What to work on
Scan the data below for the string "spread". Copy every line where it appears.
'''
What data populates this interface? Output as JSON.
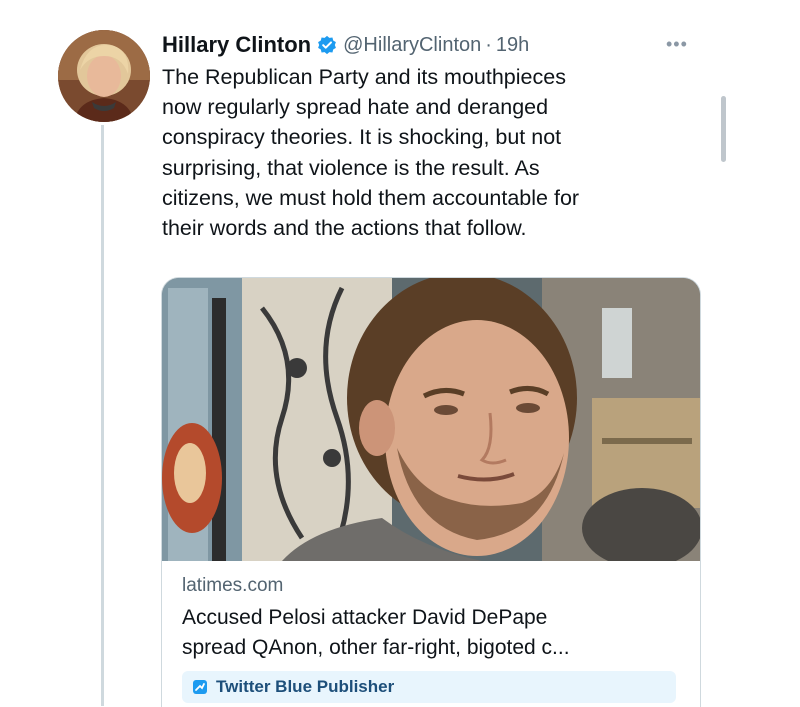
{
  "tweet": {
    "author_name": "Hillary Clinton",
    "handle": "@HillaryClinton",
    "separator": "·",
    "time": "19h",
    "more_icon": "more-options-icon",
    "verified_color": "#1d9bf0",
    "text_lines": [
      "The Republican Party and its mouthpieces",
      "now regularly spread hate and deranged",
      "conspiracy theories. It is shocking, but not",
      "surprising, that violence is the result. As",
      "citizens, we must hold them accountable for",
      "their words and the actions that follow."
    ]
  },
  "card": {
    "domain": "latimes.com",
    "title_lines": [
      "Accused Pelosi attacker David DePape",
      "spread QAnon, other far-right, bigoted c..."
    ],
    "publisher_label": "Twitter Blue Publisher",
    "publisher_icon": "twitter-blue-icon"
  }
}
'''
Problem solution
      "now regularly spread hate and deranged",
      "spread QAnon, other far-right, bigoted c..."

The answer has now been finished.